**PROBLEM**
Hunt through the entries for the word "dislikes" and copy each line in which it appears.

**PROVIDED INFORMATION**
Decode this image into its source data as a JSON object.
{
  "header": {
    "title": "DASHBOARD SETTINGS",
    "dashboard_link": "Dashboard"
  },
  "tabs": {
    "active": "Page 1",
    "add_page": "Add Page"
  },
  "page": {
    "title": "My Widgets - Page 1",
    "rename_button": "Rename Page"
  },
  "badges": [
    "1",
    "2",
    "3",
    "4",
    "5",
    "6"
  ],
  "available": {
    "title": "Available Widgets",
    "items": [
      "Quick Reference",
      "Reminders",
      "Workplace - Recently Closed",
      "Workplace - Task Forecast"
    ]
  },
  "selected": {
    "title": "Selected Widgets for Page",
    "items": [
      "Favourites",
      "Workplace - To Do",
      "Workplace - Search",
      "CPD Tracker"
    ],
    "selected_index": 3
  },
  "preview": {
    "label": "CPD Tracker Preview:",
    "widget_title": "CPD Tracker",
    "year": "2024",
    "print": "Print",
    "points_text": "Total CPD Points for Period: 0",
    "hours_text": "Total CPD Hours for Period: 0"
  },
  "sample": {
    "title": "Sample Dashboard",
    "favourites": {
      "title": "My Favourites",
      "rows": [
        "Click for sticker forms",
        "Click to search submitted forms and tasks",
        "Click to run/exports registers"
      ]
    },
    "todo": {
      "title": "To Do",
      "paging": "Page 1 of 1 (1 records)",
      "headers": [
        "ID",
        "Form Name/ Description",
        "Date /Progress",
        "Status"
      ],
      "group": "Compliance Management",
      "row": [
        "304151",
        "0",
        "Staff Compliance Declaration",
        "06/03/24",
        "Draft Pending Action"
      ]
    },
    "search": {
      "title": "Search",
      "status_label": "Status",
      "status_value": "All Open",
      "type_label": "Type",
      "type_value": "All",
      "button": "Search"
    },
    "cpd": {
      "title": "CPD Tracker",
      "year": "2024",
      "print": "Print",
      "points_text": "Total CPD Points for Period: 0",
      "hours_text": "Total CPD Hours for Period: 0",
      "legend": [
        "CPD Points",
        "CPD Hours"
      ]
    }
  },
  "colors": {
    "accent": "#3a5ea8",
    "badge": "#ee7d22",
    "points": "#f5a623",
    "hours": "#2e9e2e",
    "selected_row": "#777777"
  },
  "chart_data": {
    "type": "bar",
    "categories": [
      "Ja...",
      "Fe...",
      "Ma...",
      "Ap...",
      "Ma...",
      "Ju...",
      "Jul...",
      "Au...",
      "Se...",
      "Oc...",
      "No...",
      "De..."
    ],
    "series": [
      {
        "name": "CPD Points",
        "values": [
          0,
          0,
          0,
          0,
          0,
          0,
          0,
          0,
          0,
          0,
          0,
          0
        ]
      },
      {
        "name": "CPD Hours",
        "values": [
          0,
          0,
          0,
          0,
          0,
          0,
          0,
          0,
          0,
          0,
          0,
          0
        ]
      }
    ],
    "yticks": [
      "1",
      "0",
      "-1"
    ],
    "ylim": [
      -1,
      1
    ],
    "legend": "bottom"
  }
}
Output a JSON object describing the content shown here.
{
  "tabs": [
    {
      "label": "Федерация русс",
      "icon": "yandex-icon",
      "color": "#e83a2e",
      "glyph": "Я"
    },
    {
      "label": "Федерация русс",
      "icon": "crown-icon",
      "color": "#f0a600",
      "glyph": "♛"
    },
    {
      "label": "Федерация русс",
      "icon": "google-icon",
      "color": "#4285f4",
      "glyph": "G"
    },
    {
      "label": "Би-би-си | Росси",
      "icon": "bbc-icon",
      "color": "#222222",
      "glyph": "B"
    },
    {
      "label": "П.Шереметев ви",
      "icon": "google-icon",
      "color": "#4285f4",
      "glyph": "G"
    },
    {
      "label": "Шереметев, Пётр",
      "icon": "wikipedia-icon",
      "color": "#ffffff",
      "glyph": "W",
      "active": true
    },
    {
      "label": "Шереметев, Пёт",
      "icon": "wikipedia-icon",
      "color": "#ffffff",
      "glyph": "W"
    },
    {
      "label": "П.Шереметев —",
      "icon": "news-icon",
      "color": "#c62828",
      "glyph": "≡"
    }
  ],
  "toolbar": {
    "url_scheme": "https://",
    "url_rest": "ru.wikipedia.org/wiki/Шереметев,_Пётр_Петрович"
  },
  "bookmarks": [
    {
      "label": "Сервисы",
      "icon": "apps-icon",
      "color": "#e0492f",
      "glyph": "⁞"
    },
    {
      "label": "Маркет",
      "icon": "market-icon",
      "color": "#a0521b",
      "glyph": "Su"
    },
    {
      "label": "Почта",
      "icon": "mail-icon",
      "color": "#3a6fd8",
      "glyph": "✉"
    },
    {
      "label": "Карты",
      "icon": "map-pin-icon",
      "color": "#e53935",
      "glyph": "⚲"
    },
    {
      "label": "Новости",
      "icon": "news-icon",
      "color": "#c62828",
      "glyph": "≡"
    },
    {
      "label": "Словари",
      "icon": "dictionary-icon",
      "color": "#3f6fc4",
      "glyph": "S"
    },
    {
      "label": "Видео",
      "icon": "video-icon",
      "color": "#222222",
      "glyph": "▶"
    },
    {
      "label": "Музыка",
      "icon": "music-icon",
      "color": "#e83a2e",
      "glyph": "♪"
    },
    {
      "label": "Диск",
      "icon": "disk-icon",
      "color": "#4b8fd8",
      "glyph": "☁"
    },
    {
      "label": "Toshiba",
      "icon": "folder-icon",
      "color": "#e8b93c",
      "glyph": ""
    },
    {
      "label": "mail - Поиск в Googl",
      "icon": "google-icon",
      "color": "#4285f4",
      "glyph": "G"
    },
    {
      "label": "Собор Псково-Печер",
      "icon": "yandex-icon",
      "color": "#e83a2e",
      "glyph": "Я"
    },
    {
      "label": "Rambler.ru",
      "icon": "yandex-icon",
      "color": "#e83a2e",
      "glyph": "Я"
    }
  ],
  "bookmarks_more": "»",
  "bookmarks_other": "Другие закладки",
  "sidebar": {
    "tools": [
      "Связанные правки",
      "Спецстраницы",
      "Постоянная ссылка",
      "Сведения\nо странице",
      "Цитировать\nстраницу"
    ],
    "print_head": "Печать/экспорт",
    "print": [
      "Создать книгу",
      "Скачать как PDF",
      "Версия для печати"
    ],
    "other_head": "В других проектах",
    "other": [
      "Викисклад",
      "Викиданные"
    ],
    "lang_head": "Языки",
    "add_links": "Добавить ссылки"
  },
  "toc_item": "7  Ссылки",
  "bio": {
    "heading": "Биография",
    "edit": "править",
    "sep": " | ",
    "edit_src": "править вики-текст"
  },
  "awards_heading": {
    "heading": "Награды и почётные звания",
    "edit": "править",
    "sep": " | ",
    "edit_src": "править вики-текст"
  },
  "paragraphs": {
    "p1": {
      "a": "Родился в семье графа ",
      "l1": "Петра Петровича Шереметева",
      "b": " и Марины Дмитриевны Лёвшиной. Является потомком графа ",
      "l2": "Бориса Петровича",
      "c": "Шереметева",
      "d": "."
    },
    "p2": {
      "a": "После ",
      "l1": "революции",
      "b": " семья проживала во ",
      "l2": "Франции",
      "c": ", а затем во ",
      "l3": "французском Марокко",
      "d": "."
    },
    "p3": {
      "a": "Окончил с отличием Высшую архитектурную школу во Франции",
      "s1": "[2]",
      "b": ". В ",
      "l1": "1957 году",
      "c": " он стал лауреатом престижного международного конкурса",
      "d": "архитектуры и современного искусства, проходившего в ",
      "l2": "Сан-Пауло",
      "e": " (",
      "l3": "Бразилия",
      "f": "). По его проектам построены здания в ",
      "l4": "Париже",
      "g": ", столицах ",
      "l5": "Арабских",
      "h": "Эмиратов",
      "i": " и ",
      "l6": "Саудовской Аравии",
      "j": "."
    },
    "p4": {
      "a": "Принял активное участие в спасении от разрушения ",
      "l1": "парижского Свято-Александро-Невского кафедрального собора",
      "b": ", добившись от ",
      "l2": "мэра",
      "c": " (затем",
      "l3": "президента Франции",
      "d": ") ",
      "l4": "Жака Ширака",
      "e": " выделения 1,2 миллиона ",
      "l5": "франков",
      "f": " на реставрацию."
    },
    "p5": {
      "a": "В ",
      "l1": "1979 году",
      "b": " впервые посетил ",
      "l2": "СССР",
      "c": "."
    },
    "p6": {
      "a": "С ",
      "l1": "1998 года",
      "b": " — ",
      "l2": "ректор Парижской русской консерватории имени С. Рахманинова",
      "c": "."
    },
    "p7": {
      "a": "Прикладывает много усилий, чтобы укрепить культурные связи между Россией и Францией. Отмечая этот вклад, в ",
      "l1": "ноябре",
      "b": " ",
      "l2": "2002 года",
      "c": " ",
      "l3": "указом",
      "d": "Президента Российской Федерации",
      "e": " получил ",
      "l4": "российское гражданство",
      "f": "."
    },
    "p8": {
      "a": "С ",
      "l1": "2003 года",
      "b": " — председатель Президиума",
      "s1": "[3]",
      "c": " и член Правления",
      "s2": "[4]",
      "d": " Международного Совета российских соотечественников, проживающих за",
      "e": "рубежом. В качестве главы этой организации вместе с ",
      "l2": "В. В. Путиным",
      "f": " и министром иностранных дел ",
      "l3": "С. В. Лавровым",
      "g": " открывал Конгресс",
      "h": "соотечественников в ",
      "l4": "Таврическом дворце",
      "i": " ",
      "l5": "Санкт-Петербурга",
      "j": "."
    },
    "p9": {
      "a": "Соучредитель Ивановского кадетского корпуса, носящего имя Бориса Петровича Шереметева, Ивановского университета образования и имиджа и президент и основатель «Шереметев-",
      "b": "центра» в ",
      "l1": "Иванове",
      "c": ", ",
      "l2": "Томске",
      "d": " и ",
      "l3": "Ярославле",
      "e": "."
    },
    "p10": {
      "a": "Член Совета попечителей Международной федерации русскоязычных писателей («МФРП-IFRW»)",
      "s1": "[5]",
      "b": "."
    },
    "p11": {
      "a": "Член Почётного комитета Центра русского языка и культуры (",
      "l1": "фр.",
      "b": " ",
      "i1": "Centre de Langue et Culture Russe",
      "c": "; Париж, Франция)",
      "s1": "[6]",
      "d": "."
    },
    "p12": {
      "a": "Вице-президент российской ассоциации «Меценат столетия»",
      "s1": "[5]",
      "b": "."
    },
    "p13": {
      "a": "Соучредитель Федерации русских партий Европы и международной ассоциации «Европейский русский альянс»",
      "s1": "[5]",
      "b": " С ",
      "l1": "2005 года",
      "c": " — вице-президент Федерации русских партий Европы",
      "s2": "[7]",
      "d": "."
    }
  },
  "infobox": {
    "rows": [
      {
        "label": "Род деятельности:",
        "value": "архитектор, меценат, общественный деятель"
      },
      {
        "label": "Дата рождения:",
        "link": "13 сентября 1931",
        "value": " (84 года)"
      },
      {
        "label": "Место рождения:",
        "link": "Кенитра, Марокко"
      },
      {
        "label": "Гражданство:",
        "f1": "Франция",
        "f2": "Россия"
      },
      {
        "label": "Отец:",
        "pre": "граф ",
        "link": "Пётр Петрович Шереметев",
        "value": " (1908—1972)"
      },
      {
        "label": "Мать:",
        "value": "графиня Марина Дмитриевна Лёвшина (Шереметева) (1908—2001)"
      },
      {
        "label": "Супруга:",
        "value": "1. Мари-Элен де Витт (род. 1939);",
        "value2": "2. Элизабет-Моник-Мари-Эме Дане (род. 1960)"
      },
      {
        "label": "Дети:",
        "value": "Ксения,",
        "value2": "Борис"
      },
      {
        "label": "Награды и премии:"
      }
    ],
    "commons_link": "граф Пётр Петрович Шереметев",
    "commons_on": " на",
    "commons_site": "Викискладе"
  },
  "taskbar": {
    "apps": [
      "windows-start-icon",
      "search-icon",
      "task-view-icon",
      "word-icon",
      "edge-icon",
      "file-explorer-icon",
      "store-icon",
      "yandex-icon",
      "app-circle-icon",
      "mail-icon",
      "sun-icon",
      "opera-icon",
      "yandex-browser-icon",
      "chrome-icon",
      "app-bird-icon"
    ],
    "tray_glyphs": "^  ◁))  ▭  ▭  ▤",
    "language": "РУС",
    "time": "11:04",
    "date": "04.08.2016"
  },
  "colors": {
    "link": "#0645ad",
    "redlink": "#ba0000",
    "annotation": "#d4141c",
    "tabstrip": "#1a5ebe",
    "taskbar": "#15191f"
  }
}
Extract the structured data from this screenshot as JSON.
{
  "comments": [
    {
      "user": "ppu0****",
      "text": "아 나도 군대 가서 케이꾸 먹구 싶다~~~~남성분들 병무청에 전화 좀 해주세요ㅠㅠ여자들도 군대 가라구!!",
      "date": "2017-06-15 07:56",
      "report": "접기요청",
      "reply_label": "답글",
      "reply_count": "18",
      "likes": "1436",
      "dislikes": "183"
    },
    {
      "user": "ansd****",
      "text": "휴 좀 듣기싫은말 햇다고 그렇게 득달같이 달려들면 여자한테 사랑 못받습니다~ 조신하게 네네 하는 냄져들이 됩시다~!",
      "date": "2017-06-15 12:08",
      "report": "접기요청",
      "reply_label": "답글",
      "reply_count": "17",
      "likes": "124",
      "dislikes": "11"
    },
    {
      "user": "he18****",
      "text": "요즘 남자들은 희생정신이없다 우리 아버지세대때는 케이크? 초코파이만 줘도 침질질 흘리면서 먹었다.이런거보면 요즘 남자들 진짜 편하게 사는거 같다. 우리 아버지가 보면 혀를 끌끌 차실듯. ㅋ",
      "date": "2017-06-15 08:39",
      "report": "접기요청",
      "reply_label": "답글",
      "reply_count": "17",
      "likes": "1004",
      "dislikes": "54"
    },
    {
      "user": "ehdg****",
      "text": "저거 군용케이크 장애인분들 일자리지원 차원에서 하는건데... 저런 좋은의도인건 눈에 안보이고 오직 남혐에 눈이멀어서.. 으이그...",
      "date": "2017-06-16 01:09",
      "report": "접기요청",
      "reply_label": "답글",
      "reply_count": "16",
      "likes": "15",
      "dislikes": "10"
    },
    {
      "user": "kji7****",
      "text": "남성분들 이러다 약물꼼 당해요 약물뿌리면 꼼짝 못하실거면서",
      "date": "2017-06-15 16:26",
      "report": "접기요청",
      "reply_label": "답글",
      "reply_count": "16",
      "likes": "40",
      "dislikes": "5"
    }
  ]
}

**RESULT**
      "dislikes": "183"
      "dislikes": "11"
      "dislikes": "54"
      "dislikes": "10"
      "dislikes": "5"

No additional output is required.